Do you read the books for which you produce cover designs?
No, the marketplace is more important than the book, and the author or publisher is in the best place to state which market they want to go for, which dictates the design much more than the content of the book, although I will ask for descriptive passages of certain elements we might use on the cover.

How many iterations of the design are you happy to produce for an author? Is it ever frustrating to see an author opt for a choice you feel isn’t the right one for their book and its market?
As many as it takes, usually, although the way I work generally means we’re following a path to the right design and the author has input all the way. It is frustrating if I think another design is the right design, but it’s the author’s call if they feel it’s the right one for the book. I’ll always say what I think, it’s up to them to take on board my opinion or not.

How important is it for an author to have a range of publicity material in order to promote their book (apart from the power of the book cover itself)? Which kind(s) of publicity material do you think the most useful and worth spending money on (e.g. bookmarks, postcards, business cards, flyers, posters, banners, social media banners etc)? If an author on a limited budget could choose only one of these, which should it be?
It depends on the authors marketing tactics, whether they attend a lot of events in person or are they more into social marketing or both. Bookmarks, postcards and any printed materials are great for events, and banners for social media.

JD Smith
You’re an author as well as a book cover designer – did you find it hard designing your own covers? Did this give you any extra insight that has fed into how you design for others?
I find my own really easy. I know what I want and I only have to please myself. I don’t do various designs, I just do what I know works and tweak until I’m happy, whereas I produce options for clients because they need to have feedback into the process.

What three key pieces of advice would you give to any author intending to commission a cover designer?
Ask for recommendations. Look at the portfolios of the designers. If you’re not happy with the quality of the covers they have in their portfolio (which should be the best covers they’ve produced) then  you aren’t going to be happy with the cover they design for you. And ask them about how they work before engaging them to design your cover. Does the process make sense? Is it comprehensive? Do you feel comfortable?

Thanks very much, Jane!

Jane is also a novelist in her own right and I’ll be interviewing her again about her series of historical novels featuring Zenobia, Queen of Palmyra, in a few weeks’ time.
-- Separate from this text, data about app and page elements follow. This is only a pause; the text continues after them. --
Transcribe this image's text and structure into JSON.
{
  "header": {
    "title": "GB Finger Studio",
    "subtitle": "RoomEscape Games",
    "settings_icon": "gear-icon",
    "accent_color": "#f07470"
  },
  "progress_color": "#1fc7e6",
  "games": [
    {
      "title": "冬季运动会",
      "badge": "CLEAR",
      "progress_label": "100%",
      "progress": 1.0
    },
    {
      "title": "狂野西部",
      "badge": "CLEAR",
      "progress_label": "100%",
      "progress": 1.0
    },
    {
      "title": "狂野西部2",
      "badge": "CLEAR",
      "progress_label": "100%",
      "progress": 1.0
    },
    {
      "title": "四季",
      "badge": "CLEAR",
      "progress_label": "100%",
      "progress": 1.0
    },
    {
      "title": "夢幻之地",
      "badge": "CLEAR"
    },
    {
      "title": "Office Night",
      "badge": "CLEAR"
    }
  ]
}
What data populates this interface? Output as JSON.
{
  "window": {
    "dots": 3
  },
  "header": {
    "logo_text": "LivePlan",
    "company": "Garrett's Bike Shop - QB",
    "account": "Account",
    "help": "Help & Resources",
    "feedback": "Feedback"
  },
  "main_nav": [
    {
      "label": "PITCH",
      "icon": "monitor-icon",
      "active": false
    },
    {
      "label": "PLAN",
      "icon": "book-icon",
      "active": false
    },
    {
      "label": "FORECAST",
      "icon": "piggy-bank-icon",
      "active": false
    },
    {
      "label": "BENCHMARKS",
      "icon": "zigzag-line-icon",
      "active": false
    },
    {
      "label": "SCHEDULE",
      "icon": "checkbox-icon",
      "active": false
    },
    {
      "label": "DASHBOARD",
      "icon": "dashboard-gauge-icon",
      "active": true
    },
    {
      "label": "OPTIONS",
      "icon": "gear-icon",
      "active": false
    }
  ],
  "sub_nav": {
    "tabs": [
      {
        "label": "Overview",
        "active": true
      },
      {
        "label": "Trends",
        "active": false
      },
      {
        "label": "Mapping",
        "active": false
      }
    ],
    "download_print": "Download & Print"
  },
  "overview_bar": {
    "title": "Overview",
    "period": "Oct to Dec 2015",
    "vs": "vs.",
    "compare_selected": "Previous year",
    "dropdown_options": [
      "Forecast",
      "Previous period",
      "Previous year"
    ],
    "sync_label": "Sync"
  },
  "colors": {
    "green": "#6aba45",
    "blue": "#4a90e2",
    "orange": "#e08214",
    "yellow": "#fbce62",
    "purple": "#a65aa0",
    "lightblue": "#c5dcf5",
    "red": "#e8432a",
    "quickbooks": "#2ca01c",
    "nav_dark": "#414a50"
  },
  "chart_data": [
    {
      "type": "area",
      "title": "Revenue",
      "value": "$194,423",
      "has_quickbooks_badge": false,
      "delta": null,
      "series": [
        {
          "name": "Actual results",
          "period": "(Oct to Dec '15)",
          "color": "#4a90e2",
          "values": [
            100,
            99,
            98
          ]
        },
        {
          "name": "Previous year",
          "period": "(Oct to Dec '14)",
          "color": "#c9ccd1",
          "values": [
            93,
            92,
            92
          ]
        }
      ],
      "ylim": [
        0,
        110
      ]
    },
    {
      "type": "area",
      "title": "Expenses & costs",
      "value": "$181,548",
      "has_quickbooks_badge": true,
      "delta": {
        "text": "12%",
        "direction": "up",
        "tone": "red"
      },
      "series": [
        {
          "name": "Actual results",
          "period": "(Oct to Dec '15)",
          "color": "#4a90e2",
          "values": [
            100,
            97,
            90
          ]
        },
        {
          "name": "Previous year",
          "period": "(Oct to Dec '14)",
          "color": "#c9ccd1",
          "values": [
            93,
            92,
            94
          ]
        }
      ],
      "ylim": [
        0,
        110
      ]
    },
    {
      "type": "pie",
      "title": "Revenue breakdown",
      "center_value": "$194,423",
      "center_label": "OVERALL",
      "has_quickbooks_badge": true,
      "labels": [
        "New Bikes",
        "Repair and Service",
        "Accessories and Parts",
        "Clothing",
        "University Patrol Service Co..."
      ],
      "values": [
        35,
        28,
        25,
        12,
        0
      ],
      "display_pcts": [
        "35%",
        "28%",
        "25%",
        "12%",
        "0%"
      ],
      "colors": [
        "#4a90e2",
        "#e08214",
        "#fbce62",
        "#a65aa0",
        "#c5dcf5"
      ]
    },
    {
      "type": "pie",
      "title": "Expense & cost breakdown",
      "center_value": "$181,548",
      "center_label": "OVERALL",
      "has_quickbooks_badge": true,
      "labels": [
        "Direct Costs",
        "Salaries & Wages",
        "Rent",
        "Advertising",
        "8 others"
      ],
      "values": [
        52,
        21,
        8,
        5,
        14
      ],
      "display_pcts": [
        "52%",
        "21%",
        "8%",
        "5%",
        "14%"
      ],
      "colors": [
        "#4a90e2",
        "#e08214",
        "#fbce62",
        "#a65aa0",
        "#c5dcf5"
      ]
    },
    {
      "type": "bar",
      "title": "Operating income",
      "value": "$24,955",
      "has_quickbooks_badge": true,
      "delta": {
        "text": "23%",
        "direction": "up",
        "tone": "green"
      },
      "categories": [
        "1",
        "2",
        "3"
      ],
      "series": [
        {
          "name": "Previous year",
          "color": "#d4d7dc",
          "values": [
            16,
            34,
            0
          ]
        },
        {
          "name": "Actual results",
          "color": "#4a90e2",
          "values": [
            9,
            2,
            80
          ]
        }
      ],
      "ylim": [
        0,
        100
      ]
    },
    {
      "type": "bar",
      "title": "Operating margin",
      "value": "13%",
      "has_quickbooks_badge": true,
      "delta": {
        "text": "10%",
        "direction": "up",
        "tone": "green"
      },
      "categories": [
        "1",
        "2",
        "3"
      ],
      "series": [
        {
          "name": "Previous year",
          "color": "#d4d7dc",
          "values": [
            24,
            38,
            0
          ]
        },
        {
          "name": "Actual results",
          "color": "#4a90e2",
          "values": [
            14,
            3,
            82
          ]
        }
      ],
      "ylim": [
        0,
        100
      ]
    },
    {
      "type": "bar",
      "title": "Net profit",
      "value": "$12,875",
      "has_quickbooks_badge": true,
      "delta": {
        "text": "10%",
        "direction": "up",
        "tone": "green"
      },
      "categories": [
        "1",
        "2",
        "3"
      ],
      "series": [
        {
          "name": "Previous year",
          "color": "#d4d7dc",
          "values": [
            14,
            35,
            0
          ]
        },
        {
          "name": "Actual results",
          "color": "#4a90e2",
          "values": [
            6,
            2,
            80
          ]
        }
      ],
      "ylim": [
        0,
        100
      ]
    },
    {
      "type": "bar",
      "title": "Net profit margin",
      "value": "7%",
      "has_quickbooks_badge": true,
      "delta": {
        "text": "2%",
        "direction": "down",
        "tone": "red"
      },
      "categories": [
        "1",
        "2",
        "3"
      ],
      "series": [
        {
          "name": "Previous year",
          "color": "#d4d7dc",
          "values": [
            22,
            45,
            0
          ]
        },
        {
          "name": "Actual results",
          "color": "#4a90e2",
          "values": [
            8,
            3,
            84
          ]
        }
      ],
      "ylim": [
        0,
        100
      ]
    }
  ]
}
JD Smith is an award-winning book cover designer and author of The Importance of Book Cover Design, available from Amazon

Finally, last call for this weekend’s Fictionfire by the Spires retreat weekend, with four workshops focusing on how to create rich, believable characters, lots of peaceful time to write, delicious food, encouragement and support. The retreat takes place here in Oxford on Saturday 21st and Sunday 22nd May – you can come for the whole weekend or on a single day basis. You can find out full details of the schedule and the content of the workshops by going to - and here's my logo, designed by Jane!

No comments: